A great source of iron, zinc and protein, pumpkin seeds also contain an extra dose of vitamin K and magnesium. We need vitamin K for healthy blood clotting, our immune system and bone maintenance. Magnesium has a range of important functions in the human body, including nerve and muscle signalling, bone metabolism and the functioning of healthy blood vessels.
Pumpkin seeds are bursting with antioxidants such as carotenoids, which have health-protecting properties. And, just like sesame seeds, pumpkin seeds contain lignans which can help to prevent certain types of hormone-sensitive cancers.
And that’s not all! The nutrients in pumpkin seeds seem to work especially well together for certain health conditions and regular consumption may help the treatment of prostate and urinary conditions, such as benign prostate hyperplasia.
All nuts and seeds are a great source of protein but pumpkin seeds have an added bonus – they are a rich source of tryptophan, one of the essential amino acids that form the building blocks of protein. Your body converts tryptophan into serotonin – a hormone that helps you feel and sleep better. So munch away!
When it comes to pumpkin seed oil, it can be a welcome addition to your diet as it is rich in antioxidants and contains small amounts of the same nutrients the seeds contain. Never heat the oil as it destroys some of its goodness – it’s best used in salads or drizzled over a meal just before serving. One teaspoon per portion is enough!
Roasted or not?
Roasting can degrade the good fats in seeds and potentially create unhealthy fats if the exposure to high heat lasts long enough. Be cautious of commercially produced roasted seeds as they are often cooked in cheap, unhealthy fats. There’s no doubt you’re best off with unroasted ‘raw’* seeds but if you prefer the roasted taste, choose dry roasted or roast them briefly yourself on a dry pan.

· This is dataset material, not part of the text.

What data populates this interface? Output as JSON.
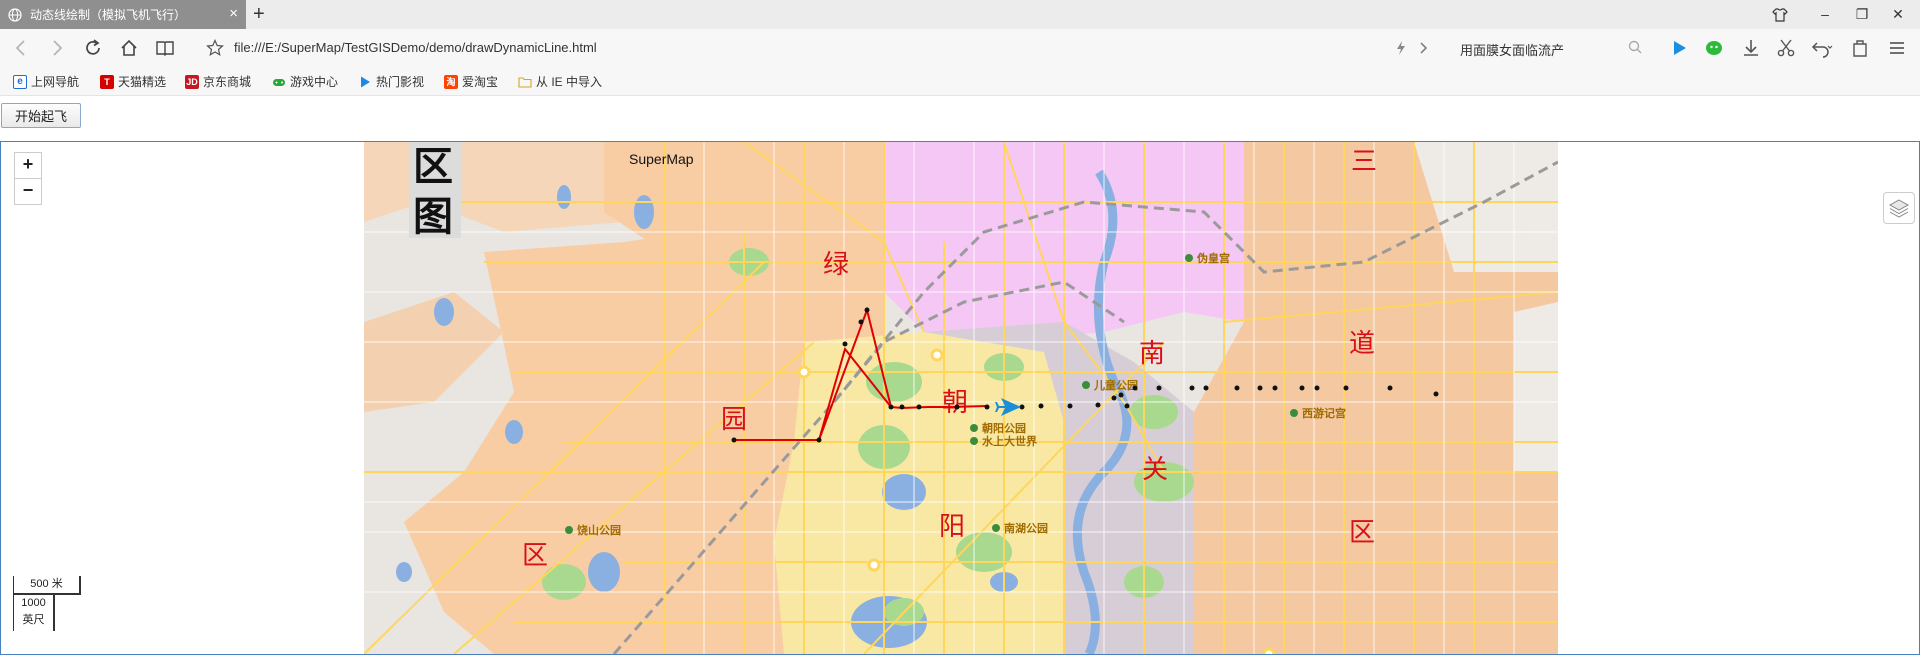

*Many nuts and seeds are briefly exposed to a higher temperature (pasteurised) to destroy potential pathogens so are not technically raw unless clearly labelled. Fortunately, this process doesn’t destroy the good fats.